Returning to the United States in the late summer of 1870—as the Franco-Prussian War was starting—Cassatt lived with her family in Altoona. Her father continued to resist her chosen vocation, and paid for her basic needs, but not her art supplies. Cassatt placed two of her paintings in a New York gallery and found many admirers but no purchasers. She was also dismayed at the lack of paintings to study while staying at her summer residence. Cassatt even considered giving up art, as she was determined to make an independent living. She wrote in a letter of July 1871, "I have given up my studio & torn up my father's portrait, & have not touched a brush for six weeks nor ever will again until I see some prospect of getting back to Europe. I am very anxious to go out west next fall & get some employment, but I have not yet decided where."

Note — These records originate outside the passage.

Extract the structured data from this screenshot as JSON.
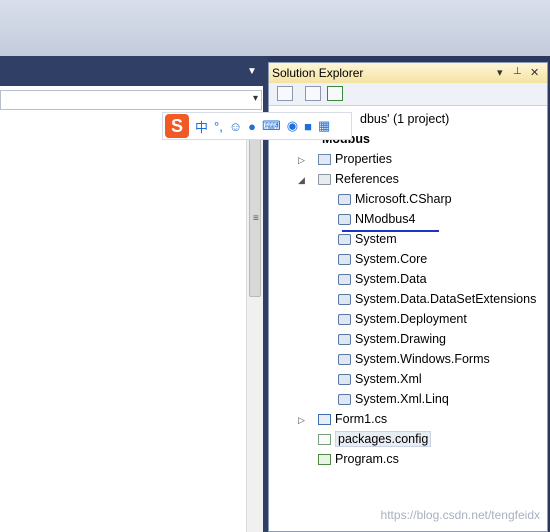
{
  "solution_explorer": {
    "title": "Solution Explorer",
    "controls": {
      "dropdown": "▾",
      "pin": "📌",
      "close": "✕"
    },
    "solution_label": "dbus' (1 project)",
    "project_label": "Modbus",
    "items": [
      {
        "label": "Properties"
      },
      {
        "label": "References"
      },
      {
        "label": "Microsoft.CSharp"
      },
      {
        "label": "NModbus4"
      },
      {
        "label": "System"
      },
      {
        "label": "System.Core"
      },
      {
        "label": "System.Data"
      },
      {
        "label": "System.Data.DataSetExtensions"
      },
      {
        "label": "System.Deployment"
      },
      {
        "label": "System.Drawing"
      },
      {
        "label": "System.Windows.Forms"
      },
      {
        "label": "System.Xml"
      },
      {
        "label": "System.Xml.Linq"
      },
      {
        "label": "Form1.cs"
      },
      {
        "label": "packages.config"
      },
      {
        "label": "Program.cs"
      }
    ]
  },
  "ime_toolbar": {
    "logo": "S",
    "glyphs": [
      "中",
      "°,",
      "☺",
      "🎤",
      "⌨",
      "👤",
      "👕",
      "▦"
    ]
  },
  "watermark": "https://blog.csdn.net/tengfeidx",
  "colors": {
    "highlight_underline": "#1d33c8",
    "ime_logo": "#f15a24"
  }
}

Cassatt traveled to Chicago to try her luck, but lost some of her early paintings in the Great Chicago Fire of 1871.Shortly afterward, her work attracted the attention of the archbishop of Pittsburgh, who commissioned her to paint two copies of paintings by Correggio in Parma, Italy, advancing her enough money to cover her travel expenses and part of her stay. In her excitement she wrote, "O how wild I am to get to work, my fingers farely itch & my eyes water to see a fine picture again". With Emily Sartain, a fellow artist from a well-regarded artistic family from Philadelphia, Cassatt set out for Europe again.

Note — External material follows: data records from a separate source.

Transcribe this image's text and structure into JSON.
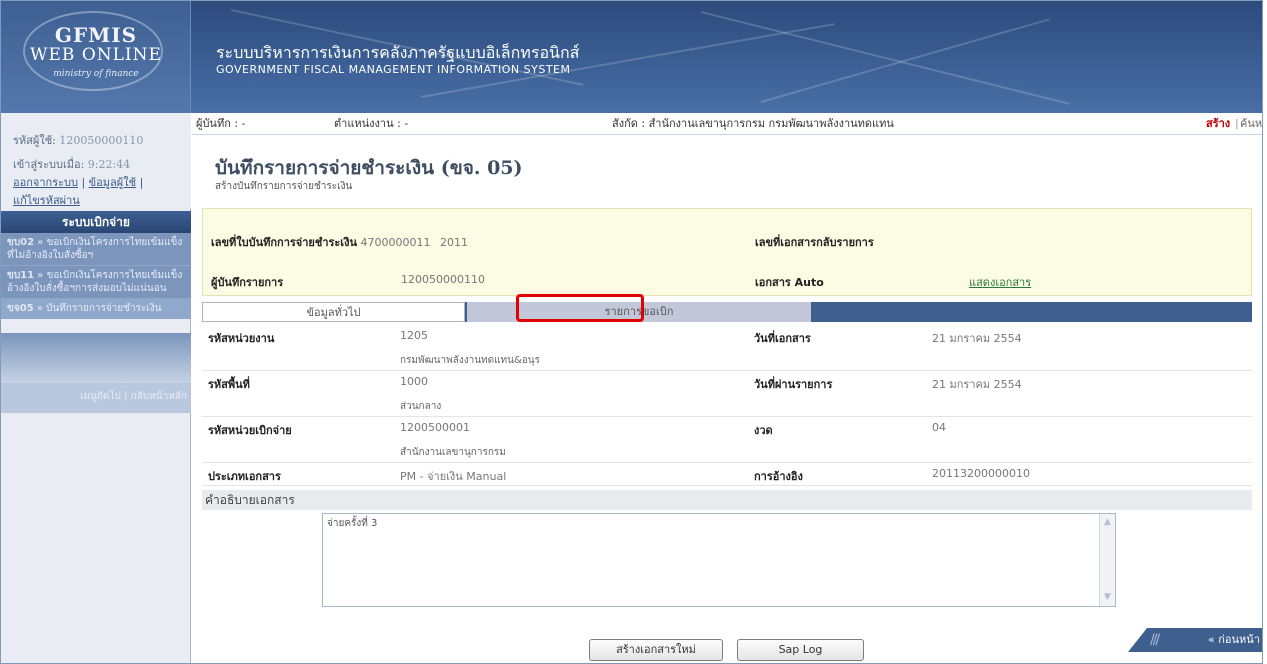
{
  "header": {
    "logo_line1": "GFMIS",
    "logo_line2": "WEB ONLINE",
    "logo_line3": "ministry of finance",
    "system_th": "ระบบบริหารการเงินการคลังภาครัฐแบบอิเล็กทรอนิกส์",
    "system_en": "GOVERNMENT FISCAL MANAGEMENT INFORMATION SYSTEM"
  },
  "user": {
    "id_label": "รหัสผู้ใช้:",
    "id_value": "120050000110",
    "login_label": "เข้าสู่ระบบเมื่อ:",
    "login_time": "9:22:44",
    "logout_link": "ออกจากระบบ",
    "profile_link": "ข้อมูลผู้ใช้",
    "change_pw_link": "แก้ไขรหัสผ่าน"
  },
  "menu": {
    "title": "ระบบเบิกจ่าย",
    "items": [
      {
        "code": "ขบ02",
        "label": "» ขอเบิกเงินโครงการไทยเข้มแข็งที่ไม่อ้างอิงใบสั่งซื้อฯ"
      },
      {
        "code": "ขบ11",
        "label": "» ขอเบิกเงินโครงการไทยเข้มแข็งอ้างอิงใบสั่งซื้อฯการส่งมอบไม่แน่นอน"
      },
      {
        "code": "ขจ05",
        "label": "» บันทึกรายการจ่ายชำระเงิน"
      }
    ],
    "footer_next": "เมนูถัดไป",
    "footer_home": "กลับหน้าหลัก"
  },
  "infobar": {
    "recorder": "ผู้บันทึก : -",
    "position": "ตำแหน่งงาน : -",
    "affiliation": "สังกัด : สำนักงานเลขานุการกรม กรมพัฒนาพลังงานทดแทน",
    "create": "สร้าง",
    "search": "ค้นหา"
  },
  "page": {
    "title": "บันทึกรายการจ่ายชำระเงิน (ขจ. 05)",
    "subtitle": "สร้างบันทึกรายการจ่ายชำระเงิน"
  },
  "doc": {
    "doc_no_label": "เลขที่ใบบันทึกการจ่ายชำระเงิน",
    "doc_no_value": "4700000011",
    "doc_year": "2011",
    "reverse_label": "เลขที่เอกสารกลับรายการ",
    "recorder_label": "ผู้บันทึกรายการ",
    "recorder_value": "120050000110",
    "auto_label": "เอกสาร Auto",
    "show_doc_link": "แสดงเอกสาร"
  },
  "tabs": {
    "general": "ข้อมูลทั่วไป",
    "items": "รายการขอเบิก"
  },
  "general": {
    "unit_code_label": "รหัสหน่วยงาน",
    "unit_code_value": "1205",
    "unit_code_name": "กรมพัฒนาพลังงานทดแทน&อนุร",
    "doc_date_label": "วันที่เอกสาร",
    "doc_date_value": "21 มกราคม 2554",
    "area_code_label": "รหัสพื้นที่",
    "area_code_value": "1000",
    "area_code_name": "ส่วนกลาง",
    "post_date_label": "วันที่ผ่านรายการ",
    "post_date_value": "21 มกราคม 2554",
    "disb_unit_label": "รหัสหน่วยเบิกจ่าย",
    "disb_unit_value": "1200500001",
    "disb_unit_name": "สำนักงานเลขานุการกรม",
    "period_label": "งวด",
    "period_value": "04",
    "doc_type_label": "ประเภทเอกสาร",
    "doc_type_value": "PM - จ่ายเงิน Manual",
    "reference_label": "การอ้างอิง",
    "reference_value": "20113200000010"
  },
  "description": {
    "title": "คำอธิบายเอกสาร",
    "value": "จ่ายครั้งที่ 3"
  },
  "nav": {
    "prev": "« ก่อนหน้า"
  },
  "buttons": {
    "new_doc": "สร้างเอกสารใหม่",
    "sap_log": "Sap Log"
  }
}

Tea by Mary Cassatt, 1880, oil on canvas, 25½ × 36¼ in., Museum of Fine Arts, Boston
Within months of her return to Europe in the autumn of 1871, Cassatt's prospects had brightened. Her painting Two Women Throwing Flowers During Carnival was well received in the Salon of 1872, and was purchased. She attracted much favorable notice in Parma and was supported and encouraged by the art community there: "All Parma is talking of Miss Cassatt and her picture, and everyone is anxious to know her".
After completing her commission for the archbishop, Cassatt traveled to Madrid and Seville, where she painted a group of paintings of Spanish subjects, including Spanish Dancer Wearing a Lace Mantilla (1873, in the National Museum of American Art, Smithsonian Institution). In 1874, she made the decision to take up residence in France. She was joined by her sister Lydia who shared an apartment with her. Cassatt opened a studio in Paris. Louisa May Alcott's sister, Abigail May Alcott, was then an art student in Paris and visited Cassatt. Cassatt continued to express criticism of the politics of the Salon and the conventional taste that prevailed there. She was blunt in her comments, as reported by Sartain, who wrote: "she is entirely too slashing, snubs all modern art, disdains the Salon pictures of Cabanel, Bonnat, all the names we are used to revere".
Cassatt saw that works by female artists were often dismissed with contempt unless the artist had a friend or protector on the jury, she would not flirt with jurors to curry favor.Her cynicism grew when one of the two pictures she submitted in 1875 was refused by the jury, only to be accepted the following year after she darkened the background. She had quarrels with Sartain, who thought Cassatt too outspoken and self-centered, and eventually they parted. Out of her distress and self-criticism, Cassatt decided that she needed to move away from genre paintings and onto more fashionable subjects, in order to attract portrait commissions from American socialites abroad, but that attempt bore little fruit at first.